The reply has to be a number alone, equal to how many lines in the entries below hold the string "this".

Data records:
------------------------------------

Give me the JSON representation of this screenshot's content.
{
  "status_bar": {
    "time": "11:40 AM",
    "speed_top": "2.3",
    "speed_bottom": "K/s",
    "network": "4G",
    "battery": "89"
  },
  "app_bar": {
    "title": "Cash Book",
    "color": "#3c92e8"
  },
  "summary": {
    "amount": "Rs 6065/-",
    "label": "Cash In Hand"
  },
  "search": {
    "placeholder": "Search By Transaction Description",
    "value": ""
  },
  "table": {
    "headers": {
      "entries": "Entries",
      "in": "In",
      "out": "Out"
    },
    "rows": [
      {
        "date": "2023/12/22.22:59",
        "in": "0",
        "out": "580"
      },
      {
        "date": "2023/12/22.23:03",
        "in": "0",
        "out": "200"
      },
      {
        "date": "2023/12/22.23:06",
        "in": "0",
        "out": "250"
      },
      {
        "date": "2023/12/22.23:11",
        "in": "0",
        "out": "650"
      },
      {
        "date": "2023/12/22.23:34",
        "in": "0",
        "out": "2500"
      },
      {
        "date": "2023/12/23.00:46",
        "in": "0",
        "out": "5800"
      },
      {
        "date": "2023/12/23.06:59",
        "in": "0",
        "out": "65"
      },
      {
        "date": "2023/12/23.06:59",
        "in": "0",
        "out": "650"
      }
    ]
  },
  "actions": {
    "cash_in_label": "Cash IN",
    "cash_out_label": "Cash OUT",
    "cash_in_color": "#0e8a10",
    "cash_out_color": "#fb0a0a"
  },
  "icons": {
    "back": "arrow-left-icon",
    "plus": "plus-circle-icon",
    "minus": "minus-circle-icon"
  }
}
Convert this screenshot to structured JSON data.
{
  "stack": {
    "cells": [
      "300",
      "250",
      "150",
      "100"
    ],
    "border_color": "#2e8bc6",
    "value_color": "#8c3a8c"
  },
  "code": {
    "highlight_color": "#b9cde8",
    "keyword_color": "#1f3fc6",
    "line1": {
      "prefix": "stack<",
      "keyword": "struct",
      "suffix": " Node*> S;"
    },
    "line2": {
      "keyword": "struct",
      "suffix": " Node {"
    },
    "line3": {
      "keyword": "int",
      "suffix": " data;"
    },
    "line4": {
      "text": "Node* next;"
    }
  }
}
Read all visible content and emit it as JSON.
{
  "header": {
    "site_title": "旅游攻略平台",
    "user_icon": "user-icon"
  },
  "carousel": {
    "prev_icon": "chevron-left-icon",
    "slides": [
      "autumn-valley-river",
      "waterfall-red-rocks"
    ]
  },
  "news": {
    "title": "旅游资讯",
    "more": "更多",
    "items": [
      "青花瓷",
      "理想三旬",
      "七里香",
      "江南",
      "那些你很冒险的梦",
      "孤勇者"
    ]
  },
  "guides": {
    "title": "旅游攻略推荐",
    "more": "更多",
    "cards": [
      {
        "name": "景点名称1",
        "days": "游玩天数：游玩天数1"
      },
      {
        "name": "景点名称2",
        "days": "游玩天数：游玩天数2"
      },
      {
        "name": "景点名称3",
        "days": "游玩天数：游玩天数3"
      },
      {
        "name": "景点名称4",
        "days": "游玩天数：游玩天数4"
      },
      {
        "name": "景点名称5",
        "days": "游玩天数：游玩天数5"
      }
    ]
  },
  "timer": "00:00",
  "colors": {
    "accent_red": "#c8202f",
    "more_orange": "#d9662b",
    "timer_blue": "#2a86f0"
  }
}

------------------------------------

• _Solved exercise_
2